There is another advantage of a peer-to-peer network over a ‘traditional’ server-based approach. The combination of separated drivers and peer-to-peer means that even the operating system is being monitored; if a PC operating system ‘hangs’ (ie freezes), the migration of the drivers will still take place. When using servers, it has been known for a server to ‘hang’ but for the network (and QED the customer) to still believe that it is connected to it. The operator therefore has no indication that the whole system has in fact failed, and is unlikely to know unless or until it is too late and his site has been compromised.
Ease of use
Another key trend has been the focus on making PSIM systems easier to use. Some within our industry choose to overlook the critical role that the actual operator could and should play in how PSIM systems are set-up and designed. What might look good in a test laboratory or on paper, can fall at the first hurdle once in the hands of an operator being given. Make the system easy to use, and the full advantages of PSIM will be realised; make it too difficult, and the investment has been almost entirely wasted.
‘True’ PSIM (or ISMS) systems are built around intuitive software that combine a range of industry-leading features and benefits including an enhanced graphical user experience and 3-D modelling, as well as a comprehensive event management database. Events and alarms are presented to the operator clearly, as and when they happen, allowing an immediate and informed decision to be taken, and ensuring that nothing critical is missed.
In a risk environment that is increasingly multi-site, and multi- national, it is not surprising that the ability to manage large numbers of disparate systems via a single platform is finding favour with those given a security responsibility, especially when critical infrastructure is at stake. As such, the future for ISMS manufacturers and customers alike looks a bright one. The only potential dark cloud is the one regarding cost.
Cost of ownership
Most customers will accept that certain ISMS systems will cost more than others based on their level of sophistication, reliability and performance.
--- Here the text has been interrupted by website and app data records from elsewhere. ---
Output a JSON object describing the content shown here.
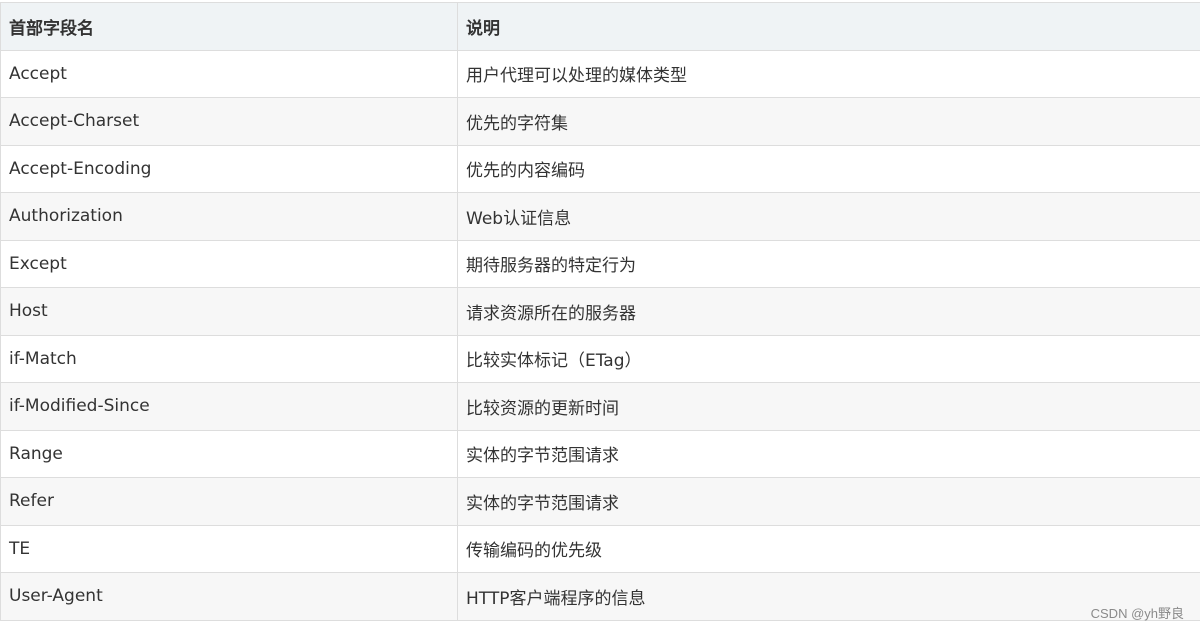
{
  "table": {
    "headers": [
      "首部字段名",
      "说明"
    ],
    "rows": [
      [
        "Accept",
        "用户代理可以处理的媒体类型"
      ],
      [
        "Accept-Charset",
        "优先的字符集"
      ],
      [
        "Accept-Encoding",
        "优先的内容编码"
      ],
      [
        "Authorization",
        "Web认证信息"
      ],
      [
        "Except",
        "期待服务器的特定行为"
      ],
      [
        "Host",
        "请求资源所在的服务器"
      ],
      [
        "if-Match",
        "比较实体标记（ETag）"
      ],
      [
        "if-Modified-Since",
        "比较资源的更新时间"
      ],
      [
        "Range",
        "实体的字节范围请求"
      ],
      [
        "Refer",
        "实体的字节范围请求"
      ],
      [
        "TE",
        "传输编码的优先级"
      ],
      [
        "User-Agent",
        "HTTP客户端程序的信息"
      ]
    ]
  },
  "watermark": "CSDN @yh野良"
}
What these same customers are being asked to accept also, is an ongoing cost for software licensing and system support that is wholly unjustified.
Whereas consumers might accept that their software needs to be regularly updated, and so too their PCs, the licensing concept does not translate into a security environment. ISMS systems have been installed that only two or three years later need to be upgraded, and without the upgrade, the system would no longer be supported.
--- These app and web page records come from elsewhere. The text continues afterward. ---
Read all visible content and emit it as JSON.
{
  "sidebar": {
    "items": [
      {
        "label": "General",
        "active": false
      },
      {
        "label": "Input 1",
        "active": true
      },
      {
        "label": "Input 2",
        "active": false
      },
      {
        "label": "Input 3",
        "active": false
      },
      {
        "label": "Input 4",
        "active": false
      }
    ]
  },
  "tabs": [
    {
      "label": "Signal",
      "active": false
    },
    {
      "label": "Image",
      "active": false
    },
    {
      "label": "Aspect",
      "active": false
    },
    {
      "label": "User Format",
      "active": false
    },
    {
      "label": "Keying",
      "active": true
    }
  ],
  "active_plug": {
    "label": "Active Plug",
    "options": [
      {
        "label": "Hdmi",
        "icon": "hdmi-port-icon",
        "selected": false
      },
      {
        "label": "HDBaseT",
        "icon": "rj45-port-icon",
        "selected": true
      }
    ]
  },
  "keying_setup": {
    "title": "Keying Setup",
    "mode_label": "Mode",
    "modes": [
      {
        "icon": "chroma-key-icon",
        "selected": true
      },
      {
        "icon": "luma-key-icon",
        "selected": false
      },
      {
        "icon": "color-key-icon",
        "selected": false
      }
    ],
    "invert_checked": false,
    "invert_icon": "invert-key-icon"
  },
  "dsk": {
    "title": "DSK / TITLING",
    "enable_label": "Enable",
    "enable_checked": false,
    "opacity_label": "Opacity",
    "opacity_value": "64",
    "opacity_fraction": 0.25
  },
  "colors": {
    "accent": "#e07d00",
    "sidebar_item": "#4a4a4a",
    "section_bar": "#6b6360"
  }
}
Some of the numbers have been eye watering; sometimes the cost of a system upgrade is as much as 75% of the cost of having a whole new system installed, which is in itself an outrage. And when the cost of ongoing maintenance is included, it is little wonder that customers see security as a grudge purchase.
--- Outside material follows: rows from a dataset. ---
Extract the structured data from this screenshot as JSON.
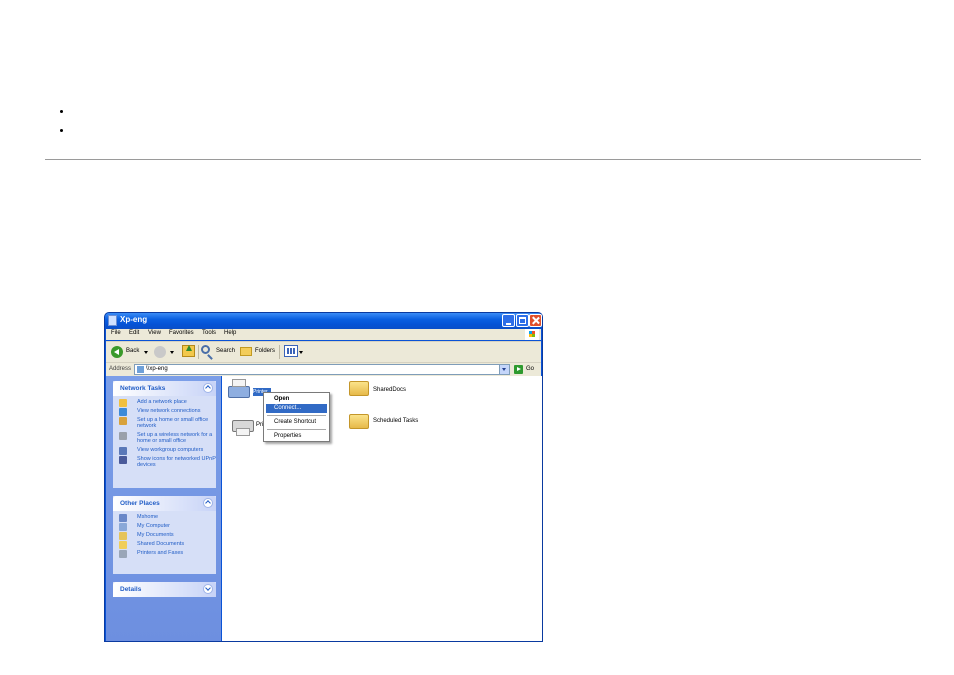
{
  "page": {
    "bullets": [
      "",
      ""
    ]
  },
  "window": {
    "title": "Xp-eng",
    "menu": [
      "File",
      "Edit",
      "View",
      "Favorites",
      "Tools",
      "Help"
    ],
    "toolbar": {
      "back_label": "Back",
      "search_label": "Search",
      "folders_label": "Folders"
    },
    "address": {
      "label": "Address",
      "value": "\\\\xp-eng",
      "go_label": "Go"
    },
    "network_tasks": {
      "title": "Network Tasks",
      "items": [
        "Add a network place",
        "View network connections",
        "Set up a home or small office network",
        "Set up a wireless network for a home or small office",
        "View workgroup computers",
        "Show icons for networked UPnP devices"
      ]
    },
    "other_places": {
      "title": "Other Places",
      "items": [
        "Mshome",
        "My Computer",
        "My Documents",
        "Shared Documents",
        "Printers and Faxes"
      ]
    },
    "details": {
      "title": "Details"
    },
    "files": {
      "printer_selected": "Printer",
      "printer2": "Printers",
      "shared_docs": "SharedDocs",
      "scheduled_tasks": "Scheduled Tasks"
    },
    "context_menu": [
      "Open",
      "Connect...",
      "Create Shortcut",
      "Properties"
    ]
  },
  "colors": {
    "title_blue": "#0a5fe0",
    "task_link": "#215dc6",
    "selection": "#316ac5"
  }
}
This practice should not be allowed to continue. In the future, I would like to see software support for 10 years as mandatory and part of the initial contract. Costs need to be transparent. Maintenance agreements should also be compulsory and upgrades part of an ongoing support and maintenance contract. Customers should be clear on what they are buying, and how their ISMS system will perform.